The Chinese propaganda and the nationalist rhetoric of Japan are both reasons why diplomatic relations between China and Japan remain tense. However, on an individual level, the Japanese and Chinese nearly always enjoy good cordial relations, especially when it comes to business.

Furthermore, 2016 saw a record number of Chinese tourists visit Japan, drawn especially for the shopping experiences in Tokyo and Osaka.

Japan extends the same warm hospitality to the  Chinese as it does to all foreign visitors. This open approach does much to  the help to offset the unhappy memories of the past.

Abe Hails “Alliance of Hope” with US


Japan’s Prime Minister Shinzo Abe has made a historic visit to Pearl Harbor in Hawaii, the site of a notorious attack on a US Naval base, which drew America into the Second World War.

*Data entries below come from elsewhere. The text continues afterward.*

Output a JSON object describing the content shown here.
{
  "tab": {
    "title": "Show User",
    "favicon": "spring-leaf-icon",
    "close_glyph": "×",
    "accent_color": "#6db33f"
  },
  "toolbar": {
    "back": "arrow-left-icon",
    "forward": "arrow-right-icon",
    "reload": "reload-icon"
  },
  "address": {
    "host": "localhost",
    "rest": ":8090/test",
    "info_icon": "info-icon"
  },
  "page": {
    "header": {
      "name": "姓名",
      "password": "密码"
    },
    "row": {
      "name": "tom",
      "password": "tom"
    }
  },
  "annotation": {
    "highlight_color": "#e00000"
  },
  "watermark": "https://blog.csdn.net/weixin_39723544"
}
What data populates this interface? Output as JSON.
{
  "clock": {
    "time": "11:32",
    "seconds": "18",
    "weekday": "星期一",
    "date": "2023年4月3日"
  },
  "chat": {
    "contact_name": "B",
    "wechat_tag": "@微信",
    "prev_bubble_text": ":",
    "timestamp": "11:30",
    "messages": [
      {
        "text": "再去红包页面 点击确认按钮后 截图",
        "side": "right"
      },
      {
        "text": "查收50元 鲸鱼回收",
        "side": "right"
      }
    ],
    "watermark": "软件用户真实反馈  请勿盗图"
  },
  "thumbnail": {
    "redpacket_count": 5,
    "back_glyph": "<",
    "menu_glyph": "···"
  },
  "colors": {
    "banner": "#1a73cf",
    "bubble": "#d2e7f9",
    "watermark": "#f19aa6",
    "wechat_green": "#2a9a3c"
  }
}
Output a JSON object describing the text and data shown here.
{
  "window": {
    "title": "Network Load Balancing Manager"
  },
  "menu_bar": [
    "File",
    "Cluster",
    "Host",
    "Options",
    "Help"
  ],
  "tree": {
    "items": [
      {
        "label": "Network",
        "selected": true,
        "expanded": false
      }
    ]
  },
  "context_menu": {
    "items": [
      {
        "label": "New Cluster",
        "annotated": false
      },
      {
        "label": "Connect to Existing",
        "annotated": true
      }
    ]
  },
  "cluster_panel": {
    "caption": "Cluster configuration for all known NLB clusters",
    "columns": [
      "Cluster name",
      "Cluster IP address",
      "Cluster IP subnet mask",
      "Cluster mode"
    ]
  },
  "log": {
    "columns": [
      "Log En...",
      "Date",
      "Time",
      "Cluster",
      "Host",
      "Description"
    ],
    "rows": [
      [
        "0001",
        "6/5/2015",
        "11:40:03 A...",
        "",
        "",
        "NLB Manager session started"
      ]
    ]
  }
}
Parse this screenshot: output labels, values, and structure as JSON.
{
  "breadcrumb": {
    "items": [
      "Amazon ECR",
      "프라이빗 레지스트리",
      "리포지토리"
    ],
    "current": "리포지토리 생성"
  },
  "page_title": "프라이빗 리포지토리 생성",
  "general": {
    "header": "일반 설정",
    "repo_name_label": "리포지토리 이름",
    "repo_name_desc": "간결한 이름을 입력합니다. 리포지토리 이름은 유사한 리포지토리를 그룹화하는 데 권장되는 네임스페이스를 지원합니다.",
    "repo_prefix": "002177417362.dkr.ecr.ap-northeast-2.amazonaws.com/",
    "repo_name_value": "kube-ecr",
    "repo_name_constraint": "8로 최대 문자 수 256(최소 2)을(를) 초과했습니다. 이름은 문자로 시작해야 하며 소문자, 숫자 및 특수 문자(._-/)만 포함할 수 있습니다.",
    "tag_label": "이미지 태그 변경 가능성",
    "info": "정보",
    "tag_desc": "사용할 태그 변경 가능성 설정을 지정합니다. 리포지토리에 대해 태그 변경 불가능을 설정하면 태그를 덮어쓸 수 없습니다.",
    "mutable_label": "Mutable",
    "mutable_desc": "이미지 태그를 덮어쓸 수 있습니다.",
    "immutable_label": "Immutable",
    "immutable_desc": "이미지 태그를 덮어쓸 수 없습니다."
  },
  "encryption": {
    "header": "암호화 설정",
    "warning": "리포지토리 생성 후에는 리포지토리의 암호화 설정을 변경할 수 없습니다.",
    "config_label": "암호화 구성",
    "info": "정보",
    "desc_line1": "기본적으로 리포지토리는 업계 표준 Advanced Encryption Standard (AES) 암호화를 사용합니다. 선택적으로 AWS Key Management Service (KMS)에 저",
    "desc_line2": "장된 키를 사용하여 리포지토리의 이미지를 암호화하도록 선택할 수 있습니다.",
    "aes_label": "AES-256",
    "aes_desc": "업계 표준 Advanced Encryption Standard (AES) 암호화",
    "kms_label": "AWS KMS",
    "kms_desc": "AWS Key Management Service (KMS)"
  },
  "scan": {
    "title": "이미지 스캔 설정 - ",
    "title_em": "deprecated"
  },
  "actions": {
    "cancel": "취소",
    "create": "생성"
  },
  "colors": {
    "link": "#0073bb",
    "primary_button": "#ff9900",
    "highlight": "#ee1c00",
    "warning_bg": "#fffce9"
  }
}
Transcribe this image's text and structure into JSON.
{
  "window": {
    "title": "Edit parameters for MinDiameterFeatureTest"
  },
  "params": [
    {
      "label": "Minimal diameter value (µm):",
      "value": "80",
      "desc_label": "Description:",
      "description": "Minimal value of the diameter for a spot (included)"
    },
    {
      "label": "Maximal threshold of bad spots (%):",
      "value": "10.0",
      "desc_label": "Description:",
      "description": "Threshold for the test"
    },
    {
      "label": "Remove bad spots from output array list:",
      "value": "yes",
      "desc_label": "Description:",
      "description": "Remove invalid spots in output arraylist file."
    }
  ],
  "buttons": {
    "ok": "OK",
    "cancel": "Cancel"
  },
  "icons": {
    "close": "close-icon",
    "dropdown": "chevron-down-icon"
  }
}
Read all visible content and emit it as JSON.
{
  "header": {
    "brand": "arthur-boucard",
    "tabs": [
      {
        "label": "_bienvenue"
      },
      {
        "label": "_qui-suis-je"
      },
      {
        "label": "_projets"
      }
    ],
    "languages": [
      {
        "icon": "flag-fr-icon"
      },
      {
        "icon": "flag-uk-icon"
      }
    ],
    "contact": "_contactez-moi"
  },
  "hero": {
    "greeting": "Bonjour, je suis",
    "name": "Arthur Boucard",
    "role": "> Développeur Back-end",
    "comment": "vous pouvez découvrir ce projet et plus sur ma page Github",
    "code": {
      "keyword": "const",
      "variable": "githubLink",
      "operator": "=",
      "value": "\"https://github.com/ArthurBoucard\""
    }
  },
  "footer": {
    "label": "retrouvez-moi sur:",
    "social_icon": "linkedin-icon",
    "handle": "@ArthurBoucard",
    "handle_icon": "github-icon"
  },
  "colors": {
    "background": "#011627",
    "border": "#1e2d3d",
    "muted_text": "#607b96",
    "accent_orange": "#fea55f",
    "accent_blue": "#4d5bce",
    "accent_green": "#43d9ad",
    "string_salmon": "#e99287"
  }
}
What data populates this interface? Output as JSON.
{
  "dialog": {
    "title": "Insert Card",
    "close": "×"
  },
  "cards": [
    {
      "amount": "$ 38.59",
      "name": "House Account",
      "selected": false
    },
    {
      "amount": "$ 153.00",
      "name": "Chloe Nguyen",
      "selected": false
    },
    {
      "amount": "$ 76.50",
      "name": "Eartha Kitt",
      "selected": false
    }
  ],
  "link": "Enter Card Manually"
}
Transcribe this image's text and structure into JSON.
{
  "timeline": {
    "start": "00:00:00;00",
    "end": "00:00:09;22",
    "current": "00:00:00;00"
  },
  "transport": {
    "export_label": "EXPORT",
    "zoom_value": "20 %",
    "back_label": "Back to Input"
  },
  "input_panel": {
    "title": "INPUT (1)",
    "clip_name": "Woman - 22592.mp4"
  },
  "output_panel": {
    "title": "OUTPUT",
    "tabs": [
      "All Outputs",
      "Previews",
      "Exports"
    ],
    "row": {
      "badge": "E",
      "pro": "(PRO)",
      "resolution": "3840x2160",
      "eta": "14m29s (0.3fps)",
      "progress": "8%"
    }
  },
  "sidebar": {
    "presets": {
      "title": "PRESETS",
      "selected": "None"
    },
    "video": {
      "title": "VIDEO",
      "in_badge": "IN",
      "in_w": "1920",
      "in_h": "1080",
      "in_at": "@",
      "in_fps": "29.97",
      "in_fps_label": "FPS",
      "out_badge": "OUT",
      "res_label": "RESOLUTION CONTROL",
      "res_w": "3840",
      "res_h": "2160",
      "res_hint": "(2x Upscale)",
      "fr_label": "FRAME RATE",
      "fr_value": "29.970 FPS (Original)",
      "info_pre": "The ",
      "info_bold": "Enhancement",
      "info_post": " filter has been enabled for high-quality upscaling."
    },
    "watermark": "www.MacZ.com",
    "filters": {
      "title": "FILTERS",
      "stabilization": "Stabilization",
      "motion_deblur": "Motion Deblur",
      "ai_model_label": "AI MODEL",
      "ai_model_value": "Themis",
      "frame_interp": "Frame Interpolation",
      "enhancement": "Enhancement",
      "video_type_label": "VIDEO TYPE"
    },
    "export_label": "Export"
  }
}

Standing next to President Obama, Mr Abe offered his “sincere and everlasting condolences” to the victims.

“We must never repeat the horrors of war again, this is the solemn vow the people of Japan have taken,” he said.

The media have been analyzing Mr Abe’s motivation and contemplating the significance of the visit at the very end of President Obama’s time in office.

The role of explaining the Japanese government to the foreign press often falls to Tomohiko Tanaguchi, a special advisor to the Japanese cabinet. In fact, it was Mr Tanaguchi who read the English translation of Mr Abe’s speech at Pearl Harbor on international television. This important role suggests that Mr Tanaguchi took a hand in writing the speech and was determined to ensure it would resonate with an English-speaking audience.

In an interview with the BBC, Mr Tanaguchi explained that the prime minister had been contemplating the visit to Pearl Harbor since he addressed politicians in Washington in 2015. During that speech, Mr Abe stressed the theme of reconciliation between Japan and the United States and that was reinforced by the visit of President Barack Obama to Hiroshima in the summer of 2016.

Mr Tanguchi said that Mr Abe regards the alliance with the United States as “an alliance of hope.”

Donald Trump may see it differently. He has called into question many of America’s existing security deals, including its arrangements with NATO and with Asian allies such as Japan and South Korea.

According to the Wall Street Journal, Donald Trump ’s election in November triggered a wave of anxiety after he characterized Japan as a trade adversary which unfairly benefits from U.S. military protection.

The WSJ notes that the US is bound by a bilateral treaty to defend Japan from attack and is also Japan’s second-largest trading partner after China.

The chairman of the Japan Society and former British Ambassador to Japan Sir David Warren said that the Japanese would be deeply worried if the US weakens its commitment.

He stressed that East Asia is a volatile part of the world because of the threat posed by North Korea and he noted the strained diplomatic relationship between Japan and China.

Not surprisingly, the Chinese reaction to Mr Abe’s Pearl Harbor visit was very cool. The Foreign Ministry spokeswoman Hua Chunying said: “To completely make a clean break by simply visiting Pearl Harbor is just wishful thinking. Don’t forget that China is the main battlefield of World War II.”

The Japan Times praised Mr Abe’s Pearl Harbor visit but said there is  unfinished business for Japan with its former wartime enemies in Asia, in particular China and South Korea.

It also stressed that reconciliation must be part of a mutual process and cannot be achieved by one side acting alone.